According to my sister, quarantining in the guest room for 10 days was nowhere near the experience she’d originally expected. Even though Wu was still living in her own house, she had not spent much time in the guest room previous to her quarantine. “It was weird because I was still at home, but I couldn’t go to any of the spots I’m usually in,” Wu said. “There were so many limitations.” 

I shared a similarly weird experience to Wu, even though I wasn’t in a quarantine myself. Wu and I always spend time together in our rooms before and after school, and not being able to do that while still knowing she was elsewhere in the house was very strange. I could even hear her watching TV or on the phone through our house’s walls, but I wasn’t able to speak to her face-to-face. Plus, the house alarms would chime constantly, signaling that a door in the house had been opened by Wu to the backyard. COVID-19 clearly impacts physical health, but these sounds reminded me that it also impacted my sister’s mental health — she had no choice but to experience quarantine all alone.  

My only form of communication with Wu throughout her quarantine was social media. It was easy to text or FaceTime her occasionally to see that she was doing okay in the guest room. In this room, Wu attended school virtually, via Zoom. Even though Menlo was hybrid for the 2020-21 school year, this year school is completely in-person. Students with COVID-19, such as my sister, must be approved to participate online. According to Wu, since she was one of the only online students, she felt quite behind in class. “Zoom worked last year, but it didn’t really work when I was the only student online,” Wu said.
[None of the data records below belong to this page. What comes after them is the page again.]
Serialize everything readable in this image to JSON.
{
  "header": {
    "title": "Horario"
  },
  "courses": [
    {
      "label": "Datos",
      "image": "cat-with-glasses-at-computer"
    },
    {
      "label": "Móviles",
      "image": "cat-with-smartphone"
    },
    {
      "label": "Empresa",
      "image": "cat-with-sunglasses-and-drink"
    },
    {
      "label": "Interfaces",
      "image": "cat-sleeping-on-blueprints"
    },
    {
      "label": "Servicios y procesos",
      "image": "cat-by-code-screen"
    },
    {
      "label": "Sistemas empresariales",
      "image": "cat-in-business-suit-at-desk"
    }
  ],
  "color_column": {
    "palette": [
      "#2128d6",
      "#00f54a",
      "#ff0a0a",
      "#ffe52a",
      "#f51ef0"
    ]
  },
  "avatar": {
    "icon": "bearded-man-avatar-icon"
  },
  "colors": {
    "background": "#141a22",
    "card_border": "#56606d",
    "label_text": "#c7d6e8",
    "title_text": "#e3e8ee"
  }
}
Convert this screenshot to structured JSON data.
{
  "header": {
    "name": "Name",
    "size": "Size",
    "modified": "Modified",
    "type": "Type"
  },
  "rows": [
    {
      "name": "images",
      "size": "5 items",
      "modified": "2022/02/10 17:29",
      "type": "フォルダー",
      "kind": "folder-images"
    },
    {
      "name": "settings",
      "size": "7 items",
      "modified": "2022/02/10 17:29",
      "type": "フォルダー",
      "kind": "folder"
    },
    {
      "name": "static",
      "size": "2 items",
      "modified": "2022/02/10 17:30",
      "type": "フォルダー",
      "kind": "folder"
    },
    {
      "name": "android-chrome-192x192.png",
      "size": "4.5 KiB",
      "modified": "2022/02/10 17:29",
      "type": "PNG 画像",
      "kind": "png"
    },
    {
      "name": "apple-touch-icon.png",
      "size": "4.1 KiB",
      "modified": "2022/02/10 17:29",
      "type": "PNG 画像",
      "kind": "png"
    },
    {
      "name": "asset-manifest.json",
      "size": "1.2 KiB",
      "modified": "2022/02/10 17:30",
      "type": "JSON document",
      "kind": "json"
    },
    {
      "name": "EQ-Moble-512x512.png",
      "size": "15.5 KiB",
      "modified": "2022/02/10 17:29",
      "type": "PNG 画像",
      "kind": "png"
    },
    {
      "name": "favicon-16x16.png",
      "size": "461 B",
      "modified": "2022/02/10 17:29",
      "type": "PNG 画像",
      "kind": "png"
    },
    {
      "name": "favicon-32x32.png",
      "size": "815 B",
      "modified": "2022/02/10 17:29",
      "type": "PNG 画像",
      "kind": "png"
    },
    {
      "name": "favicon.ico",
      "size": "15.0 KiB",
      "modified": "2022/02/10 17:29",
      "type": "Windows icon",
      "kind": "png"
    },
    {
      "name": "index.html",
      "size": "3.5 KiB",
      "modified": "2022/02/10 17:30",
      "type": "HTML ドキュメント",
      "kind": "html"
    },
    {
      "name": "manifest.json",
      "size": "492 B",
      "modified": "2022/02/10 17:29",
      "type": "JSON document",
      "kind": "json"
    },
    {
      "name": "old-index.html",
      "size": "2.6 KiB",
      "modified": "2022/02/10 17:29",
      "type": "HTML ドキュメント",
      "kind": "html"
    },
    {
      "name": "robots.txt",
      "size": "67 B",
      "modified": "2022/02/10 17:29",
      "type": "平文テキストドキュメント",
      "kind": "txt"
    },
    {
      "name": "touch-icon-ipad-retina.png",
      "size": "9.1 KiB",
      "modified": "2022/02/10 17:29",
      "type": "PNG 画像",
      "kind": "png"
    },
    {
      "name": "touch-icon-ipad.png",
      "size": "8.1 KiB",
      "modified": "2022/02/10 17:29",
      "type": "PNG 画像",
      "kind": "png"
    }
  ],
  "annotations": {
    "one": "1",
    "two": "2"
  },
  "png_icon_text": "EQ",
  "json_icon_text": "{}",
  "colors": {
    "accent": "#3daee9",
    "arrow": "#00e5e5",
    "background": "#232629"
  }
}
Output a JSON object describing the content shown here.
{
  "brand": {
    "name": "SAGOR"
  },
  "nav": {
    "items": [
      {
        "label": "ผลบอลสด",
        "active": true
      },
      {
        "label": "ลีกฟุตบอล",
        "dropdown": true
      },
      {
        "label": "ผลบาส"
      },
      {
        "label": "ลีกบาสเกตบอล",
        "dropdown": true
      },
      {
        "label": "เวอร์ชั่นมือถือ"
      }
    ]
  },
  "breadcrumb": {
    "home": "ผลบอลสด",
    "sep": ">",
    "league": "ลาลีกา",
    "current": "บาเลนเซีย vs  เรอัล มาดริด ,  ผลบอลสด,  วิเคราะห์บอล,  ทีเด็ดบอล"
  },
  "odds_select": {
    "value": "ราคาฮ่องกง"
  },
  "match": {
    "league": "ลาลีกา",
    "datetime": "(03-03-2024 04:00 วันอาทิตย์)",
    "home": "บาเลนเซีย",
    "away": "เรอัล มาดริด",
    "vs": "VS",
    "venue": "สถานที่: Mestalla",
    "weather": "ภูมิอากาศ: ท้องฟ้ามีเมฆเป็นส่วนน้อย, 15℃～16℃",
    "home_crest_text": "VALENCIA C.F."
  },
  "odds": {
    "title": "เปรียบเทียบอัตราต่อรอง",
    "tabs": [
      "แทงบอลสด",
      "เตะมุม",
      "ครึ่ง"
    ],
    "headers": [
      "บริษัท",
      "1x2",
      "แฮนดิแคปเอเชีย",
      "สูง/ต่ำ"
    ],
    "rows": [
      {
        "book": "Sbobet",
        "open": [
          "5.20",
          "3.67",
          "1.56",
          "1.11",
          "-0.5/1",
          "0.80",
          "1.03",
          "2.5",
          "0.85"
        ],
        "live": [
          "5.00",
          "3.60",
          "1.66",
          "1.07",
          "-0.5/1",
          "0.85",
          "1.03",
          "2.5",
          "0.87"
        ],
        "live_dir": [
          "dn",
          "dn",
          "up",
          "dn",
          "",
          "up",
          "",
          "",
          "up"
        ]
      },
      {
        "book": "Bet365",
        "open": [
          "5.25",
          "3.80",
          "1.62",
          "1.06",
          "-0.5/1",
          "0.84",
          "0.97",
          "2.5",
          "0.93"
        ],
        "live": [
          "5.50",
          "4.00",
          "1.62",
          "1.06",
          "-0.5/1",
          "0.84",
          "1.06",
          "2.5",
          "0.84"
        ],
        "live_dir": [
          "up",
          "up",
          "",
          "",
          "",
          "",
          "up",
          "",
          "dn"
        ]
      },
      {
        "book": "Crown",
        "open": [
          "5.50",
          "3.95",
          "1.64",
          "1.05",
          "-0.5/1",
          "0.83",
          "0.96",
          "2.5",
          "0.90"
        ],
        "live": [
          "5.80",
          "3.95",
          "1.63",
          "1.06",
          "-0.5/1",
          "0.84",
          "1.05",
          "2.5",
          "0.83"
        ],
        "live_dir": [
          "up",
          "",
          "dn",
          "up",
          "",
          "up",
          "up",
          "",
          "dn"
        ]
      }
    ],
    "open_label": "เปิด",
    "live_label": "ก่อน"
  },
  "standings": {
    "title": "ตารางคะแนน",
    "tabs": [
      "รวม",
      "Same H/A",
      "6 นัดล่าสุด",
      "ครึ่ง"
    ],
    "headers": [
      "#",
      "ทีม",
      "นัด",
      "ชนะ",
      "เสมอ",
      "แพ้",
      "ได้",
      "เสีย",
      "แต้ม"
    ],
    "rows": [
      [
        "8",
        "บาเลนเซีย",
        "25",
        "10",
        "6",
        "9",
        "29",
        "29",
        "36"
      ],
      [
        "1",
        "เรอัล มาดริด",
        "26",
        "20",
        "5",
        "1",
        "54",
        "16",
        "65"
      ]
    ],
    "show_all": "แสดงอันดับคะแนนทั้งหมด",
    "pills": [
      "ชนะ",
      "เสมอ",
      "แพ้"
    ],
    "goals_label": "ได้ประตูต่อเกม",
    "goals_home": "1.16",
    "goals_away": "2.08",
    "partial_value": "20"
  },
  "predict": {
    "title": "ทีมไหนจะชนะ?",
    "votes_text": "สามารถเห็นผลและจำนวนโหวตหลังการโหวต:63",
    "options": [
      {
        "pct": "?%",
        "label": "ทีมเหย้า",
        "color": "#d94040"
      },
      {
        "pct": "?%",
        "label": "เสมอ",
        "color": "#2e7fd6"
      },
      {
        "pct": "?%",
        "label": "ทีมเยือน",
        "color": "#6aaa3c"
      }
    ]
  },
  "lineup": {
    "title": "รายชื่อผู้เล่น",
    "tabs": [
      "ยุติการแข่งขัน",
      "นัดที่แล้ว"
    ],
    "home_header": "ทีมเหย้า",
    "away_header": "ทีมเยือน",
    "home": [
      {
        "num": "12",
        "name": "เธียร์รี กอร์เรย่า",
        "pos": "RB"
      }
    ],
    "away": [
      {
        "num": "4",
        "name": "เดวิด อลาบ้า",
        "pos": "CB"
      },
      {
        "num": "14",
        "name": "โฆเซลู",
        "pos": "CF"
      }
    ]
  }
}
During the 10-day quarantine, Wu tested twice at Stanford and took multiple rapid tests. All of them were negative, despite the positive test from Menlo’s Inspire Diagnostics testing. However, according to CDC guidelines, Wu still needed to quarantine in case her positive test was the accurate one. “It was really frustrating the whole time because I had so many other negative tests,” Wu said. “But, it was better to be safe than sorry.” According to Wu, it’s frustrating that she’ll never be able to confirm if she received a positive or false positive lab result.

Even though many of her friends believed her test was a false positive, Wu felt slightly stigmatized by her lab results. Wu agreed that her quarantine was necessary, but even after it was completely over, some of her friends were hesitant to see her. 

I didn’t have COVID-19, but I can agree that I felt treated differently once my family was associated with the virus. When I was first told my friends about my sister’s quarantine, we collectively acted cautiously about making any plans to hang out, especially before I’d received my own Stanford results. Still, after I tested negative from Stanford, my friends and I talked with our parents to ensure spending time together wouldn’t put anyone at risk. My friends were kind to me about the whole situation, but at school, I was nervous that students who found out would be scared to be around me, even though I wasn’t sick. 

I was especially anxious because when kids in my grade had previously been sent home with COVID-19, students would gossip and try to figure out how much they’d been in contact with the sick student. “I definitely felt talked about at school,” Wu said. Even though Menlo prioritizes confidentiality when students have COVID-19, my sister pointed out that it is pretty easy to figure out when someone is sick if they switch from in-person school to Zoom.

Experiencing COVID-19 in my household was scary, but it also made me feel a little more prepared for the future. While my family’s lucky that Wu demonstrated zero symptoms, we now know exactly how to act if the situation ever repeats itself. With this experience, I am now much more aware of the main emotion I associate with the pandemic: fear.